● **Provided records**
□ □ □

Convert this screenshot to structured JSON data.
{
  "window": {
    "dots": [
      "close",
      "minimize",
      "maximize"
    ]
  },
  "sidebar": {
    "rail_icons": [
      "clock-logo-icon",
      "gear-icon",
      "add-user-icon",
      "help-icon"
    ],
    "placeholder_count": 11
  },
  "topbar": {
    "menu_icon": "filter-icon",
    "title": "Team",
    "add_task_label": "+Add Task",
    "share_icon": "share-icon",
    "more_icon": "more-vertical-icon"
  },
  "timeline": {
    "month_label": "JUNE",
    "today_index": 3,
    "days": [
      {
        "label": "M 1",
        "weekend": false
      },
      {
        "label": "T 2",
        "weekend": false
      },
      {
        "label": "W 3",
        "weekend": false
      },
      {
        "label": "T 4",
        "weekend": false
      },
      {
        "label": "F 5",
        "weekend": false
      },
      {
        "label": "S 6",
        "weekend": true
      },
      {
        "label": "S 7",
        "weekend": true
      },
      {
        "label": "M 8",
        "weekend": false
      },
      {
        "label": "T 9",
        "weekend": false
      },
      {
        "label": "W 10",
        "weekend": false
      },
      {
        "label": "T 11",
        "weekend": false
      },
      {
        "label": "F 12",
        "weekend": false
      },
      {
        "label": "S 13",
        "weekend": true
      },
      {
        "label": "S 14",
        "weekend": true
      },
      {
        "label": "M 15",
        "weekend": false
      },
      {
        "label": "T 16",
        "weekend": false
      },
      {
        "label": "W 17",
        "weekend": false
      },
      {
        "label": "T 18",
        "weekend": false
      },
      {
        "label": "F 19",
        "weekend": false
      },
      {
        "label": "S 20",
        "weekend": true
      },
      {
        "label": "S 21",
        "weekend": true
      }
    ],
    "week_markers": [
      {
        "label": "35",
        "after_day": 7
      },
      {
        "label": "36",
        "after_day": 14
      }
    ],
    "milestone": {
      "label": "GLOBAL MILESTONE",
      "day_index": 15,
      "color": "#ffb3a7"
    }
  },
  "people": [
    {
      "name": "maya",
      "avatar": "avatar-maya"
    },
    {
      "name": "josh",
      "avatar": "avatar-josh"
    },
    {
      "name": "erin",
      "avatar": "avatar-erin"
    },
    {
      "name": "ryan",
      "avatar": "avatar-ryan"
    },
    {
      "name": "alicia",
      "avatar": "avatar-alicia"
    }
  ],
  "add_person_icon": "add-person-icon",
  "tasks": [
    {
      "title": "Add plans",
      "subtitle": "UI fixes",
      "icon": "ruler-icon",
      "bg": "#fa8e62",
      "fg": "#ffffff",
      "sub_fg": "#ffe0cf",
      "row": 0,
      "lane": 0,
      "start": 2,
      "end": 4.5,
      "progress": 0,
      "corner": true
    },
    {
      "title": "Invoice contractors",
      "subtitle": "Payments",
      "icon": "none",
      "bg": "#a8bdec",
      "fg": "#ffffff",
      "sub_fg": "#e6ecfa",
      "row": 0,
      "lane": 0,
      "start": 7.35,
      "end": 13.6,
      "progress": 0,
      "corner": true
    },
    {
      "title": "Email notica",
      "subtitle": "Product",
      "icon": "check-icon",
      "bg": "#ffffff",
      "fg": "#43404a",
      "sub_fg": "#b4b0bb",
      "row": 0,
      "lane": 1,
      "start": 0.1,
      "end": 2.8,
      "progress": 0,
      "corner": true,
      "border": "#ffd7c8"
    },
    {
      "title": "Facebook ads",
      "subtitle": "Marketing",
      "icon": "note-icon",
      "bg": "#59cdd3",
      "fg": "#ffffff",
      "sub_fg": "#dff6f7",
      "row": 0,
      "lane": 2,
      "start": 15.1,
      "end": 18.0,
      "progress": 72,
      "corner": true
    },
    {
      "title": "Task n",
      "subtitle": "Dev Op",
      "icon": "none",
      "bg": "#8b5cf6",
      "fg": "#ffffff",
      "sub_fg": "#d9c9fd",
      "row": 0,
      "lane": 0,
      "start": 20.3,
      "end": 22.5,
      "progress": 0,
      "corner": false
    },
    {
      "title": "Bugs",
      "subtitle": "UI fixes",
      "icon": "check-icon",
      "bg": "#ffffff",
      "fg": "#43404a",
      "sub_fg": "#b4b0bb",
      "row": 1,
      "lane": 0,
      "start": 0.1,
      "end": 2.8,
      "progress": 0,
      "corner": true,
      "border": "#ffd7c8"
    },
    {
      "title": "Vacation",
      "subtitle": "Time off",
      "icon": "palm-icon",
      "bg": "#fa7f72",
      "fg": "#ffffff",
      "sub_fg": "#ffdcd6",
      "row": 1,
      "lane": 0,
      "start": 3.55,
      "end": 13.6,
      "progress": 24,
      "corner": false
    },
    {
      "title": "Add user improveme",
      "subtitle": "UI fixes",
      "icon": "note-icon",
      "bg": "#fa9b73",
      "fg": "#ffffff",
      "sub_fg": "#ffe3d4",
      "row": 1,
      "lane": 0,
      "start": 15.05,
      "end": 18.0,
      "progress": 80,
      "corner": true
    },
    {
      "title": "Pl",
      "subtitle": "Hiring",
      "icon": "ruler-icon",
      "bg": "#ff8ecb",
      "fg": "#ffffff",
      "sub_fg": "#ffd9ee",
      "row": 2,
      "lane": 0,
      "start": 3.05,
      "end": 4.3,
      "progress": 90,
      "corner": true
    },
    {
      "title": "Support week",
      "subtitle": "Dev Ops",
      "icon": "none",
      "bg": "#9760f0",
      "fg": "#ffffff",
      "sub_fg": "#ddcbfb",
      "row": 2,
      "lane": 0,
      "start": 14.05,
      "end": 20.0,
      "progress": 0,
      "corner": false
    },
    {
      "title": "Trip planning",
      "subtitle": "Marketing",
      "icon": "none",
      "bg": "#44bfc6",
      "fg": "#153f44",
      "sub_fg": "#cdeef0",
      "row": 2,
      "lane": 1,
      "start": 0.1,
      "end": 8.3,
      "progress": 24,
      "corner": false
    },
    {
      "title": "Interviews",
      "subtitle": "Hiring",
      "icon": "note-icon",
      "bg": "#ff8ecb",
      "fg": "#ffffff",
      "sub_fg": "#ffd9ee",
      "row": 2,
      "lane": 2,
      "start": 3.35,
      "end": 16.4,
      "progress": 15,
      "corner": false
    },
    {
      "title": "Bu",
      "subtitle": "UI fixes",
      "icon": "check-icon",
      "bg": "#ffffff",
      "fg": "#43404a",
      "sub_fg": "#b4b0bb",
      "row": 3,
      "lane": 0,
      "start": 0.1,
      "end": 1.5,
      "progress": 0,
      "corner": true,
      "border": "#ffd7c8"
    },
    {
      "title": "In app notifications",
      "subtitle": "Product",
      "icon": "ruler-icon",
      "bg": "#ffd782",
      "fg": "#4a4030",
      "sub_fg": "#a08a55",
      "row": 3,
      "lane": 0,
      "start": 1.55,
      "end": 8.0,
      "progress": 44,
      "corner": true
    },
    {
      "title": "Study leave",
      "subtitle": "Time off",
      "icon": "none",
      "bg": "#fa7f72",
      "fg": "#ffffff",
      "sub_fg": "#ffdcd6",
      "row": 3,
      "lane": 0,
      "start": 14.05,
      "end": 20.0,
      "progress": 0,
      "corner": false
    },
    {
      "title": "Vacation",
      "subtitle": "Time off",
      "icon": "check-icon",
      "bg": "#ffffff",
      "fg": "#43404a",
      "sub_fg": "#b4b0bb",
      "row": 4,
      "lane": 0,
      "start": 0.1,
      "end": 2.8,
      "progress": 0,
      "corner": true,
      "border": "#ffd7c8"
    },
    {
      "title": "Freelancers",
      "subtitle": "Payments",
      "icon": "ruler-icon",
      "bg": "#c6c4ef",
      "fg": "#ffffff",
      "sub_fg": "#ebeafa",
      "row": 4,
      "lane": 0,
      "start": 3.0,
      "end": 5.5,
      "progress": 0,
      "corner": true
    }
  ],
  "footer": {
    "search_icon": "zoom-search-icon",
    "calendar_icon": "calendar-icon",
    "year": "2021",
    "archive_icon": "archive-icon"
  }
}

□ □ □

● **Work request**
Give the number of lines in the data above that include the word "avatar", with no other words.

● **Problem solution**
5